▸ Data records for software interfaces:
'''
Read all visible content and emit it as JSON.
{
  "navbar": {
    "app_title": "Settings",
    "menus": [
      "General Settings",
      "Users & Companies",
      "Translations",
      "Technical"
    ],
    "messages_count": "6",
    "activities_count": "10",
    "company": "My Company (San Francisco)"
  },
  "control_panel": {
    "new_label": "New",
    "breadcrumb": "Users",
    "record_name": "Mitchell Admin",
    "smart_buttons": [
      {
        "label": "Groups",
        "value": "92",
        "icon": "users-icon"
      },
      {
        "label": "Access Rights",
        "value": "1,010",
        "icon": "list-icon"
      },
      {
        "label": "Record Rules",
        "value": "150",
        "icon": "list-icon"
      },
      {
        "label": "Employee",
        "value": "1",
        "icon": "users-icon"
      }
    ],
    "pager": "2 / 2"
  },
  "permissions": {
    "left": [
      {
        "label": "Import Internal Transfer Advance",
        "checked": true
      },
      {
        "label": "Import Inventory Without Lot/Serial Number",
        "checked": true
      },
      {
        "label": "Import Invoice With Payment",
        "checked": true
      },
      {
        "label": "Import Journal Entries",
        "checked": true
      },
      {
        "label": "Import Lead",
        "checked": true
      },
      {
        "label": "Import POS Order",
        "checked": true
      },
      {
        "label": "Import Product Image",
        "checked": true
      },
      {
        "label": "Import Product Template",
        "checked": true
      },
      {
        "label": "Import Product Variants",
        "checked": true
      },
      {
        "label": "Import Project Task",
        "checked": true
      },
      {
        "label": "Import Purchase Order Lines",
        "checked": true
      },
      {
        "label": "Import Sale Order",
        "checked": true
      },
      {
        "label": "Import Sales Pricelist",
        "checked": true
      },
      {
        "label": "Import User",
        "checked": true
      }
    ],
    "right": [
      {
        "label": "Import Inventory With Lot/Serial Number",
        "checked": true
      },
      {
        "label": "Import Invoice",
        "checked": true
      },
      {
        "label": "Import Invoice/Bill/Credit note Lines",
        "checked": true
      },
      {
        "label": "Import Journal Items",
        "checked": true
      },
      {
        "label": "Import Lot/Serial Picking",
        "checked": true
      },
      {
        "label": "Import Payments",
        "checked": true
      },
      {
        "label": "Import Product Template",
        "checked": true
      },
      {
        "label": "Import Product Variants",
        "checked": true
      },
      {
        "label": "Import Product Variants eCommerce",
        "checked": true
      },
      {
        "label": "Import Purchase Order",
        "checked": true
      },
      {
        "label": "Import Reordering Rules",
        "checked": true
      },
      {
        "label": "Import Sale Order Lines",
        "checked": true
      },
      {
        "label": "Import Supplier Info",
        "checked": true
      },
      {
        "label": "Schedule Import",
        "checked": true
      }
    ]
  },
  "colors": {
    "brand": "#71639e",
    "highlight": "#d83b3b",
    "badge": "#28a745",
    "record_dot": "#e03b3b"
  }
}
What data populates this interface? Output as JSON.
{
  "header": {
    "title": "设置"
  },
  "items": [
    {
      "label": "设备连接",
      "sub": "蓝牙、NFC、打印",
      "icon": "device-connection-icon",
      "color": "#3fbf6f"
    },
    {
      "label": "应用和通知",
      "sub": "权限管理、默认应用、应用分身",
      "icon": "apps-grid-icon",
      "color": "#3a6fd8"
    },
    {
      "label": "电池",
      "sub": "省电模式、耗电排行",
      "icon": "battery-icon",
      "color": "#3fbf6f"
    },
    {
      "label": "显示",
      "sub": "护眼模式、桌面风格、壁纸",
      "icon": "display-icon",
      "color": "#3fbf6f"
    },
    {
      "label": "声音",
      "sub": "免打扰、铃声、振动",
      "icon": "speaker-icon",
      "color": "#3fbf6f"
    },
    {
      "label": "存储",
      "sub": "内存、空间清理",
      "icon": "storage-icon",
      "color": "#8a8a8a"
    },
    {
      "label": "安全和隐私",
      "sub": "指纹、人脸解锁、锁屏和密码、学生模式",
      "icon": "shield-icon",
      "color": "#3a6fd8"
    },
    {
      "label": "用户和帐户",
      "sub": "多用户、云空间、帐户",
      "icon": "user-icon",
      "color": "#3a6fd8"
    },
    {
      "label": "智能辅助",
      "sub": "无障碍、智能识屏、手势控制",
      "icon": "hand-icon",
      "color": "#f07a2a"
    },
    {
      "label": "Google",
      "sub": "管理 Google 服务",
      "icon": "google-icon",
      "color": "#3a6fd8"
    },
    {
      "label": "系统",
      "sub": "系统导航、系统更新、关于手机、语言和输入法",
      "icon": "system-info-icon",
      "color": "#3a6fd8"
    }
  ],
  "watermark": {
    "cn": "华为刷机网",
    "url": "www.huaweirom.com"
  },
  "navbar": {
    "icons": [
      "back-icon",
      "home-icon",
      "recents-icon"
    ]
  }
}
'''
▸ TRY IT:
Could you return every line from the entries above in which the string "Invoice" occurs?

▸ TASK SOLUTION:
        "label": "Import Invoice With Payment",
        "label": "Import Invoice",
        "label": "Import Invoice/Bill/Credit note Lines",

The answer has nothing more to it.